The company has been around for many years and has focused on more niche areas of 3D printing. Our first encounter with them ten years ago saw them printing clays using in-situ materials. Since then they’ve developed a large array of different technologies to produce large prints in a variety of materials.
The new hardware is something called the “CEREBRO”, and let me explain how it fits in.
WASP produces three styles of 3D printers: clay, concrete and general purpose industrial polymer extrusion gear. Because of this wide array of capabilities, the company also offers the ability to use their toolheads on robotic systems. One of them is quite new, a pellet-based toolhead called “METAMORPHOSIS”, for example. METAMOROPHOSIS offers the ability to do color blending.

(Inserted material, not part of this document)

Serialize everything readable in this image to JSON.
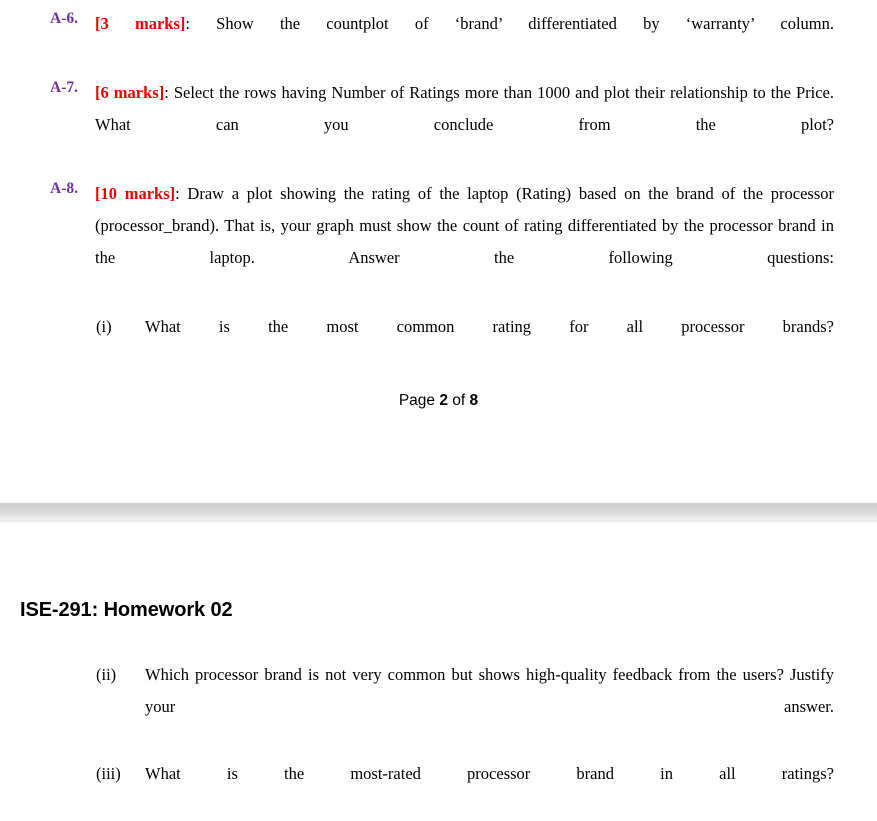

Many of their customers attach a toolhead to the their existing robotic systems. WASP does not produce robotic arms itself.
The problem comes in the integration step: how does the robotic system properly control the toolhead? Normally this is a challenging step that requires some effort to set up for customers because there are many different technical protocols that are possible.
WASP representatives told us that “every customer asks the same questions” in such situations.
That’s where CEREBRO comes in. It’s a specialized hardware controller that provides an integration layer for WASP toolheads attached to customer robotic systems. WASP decided to make a “universal solution” for this issue.
WASP told us, “it turns a robot into a 3D printer”.
This is an excellent step for WASP, as it will almost certainly overcome buyer hesitation: the effort for integration will be significantly reduced, and that means the cost and challenge to implementing a robotic 3D printing solution will be decreased.
I expect the company will garner more sales as a direct result of CEREBRO.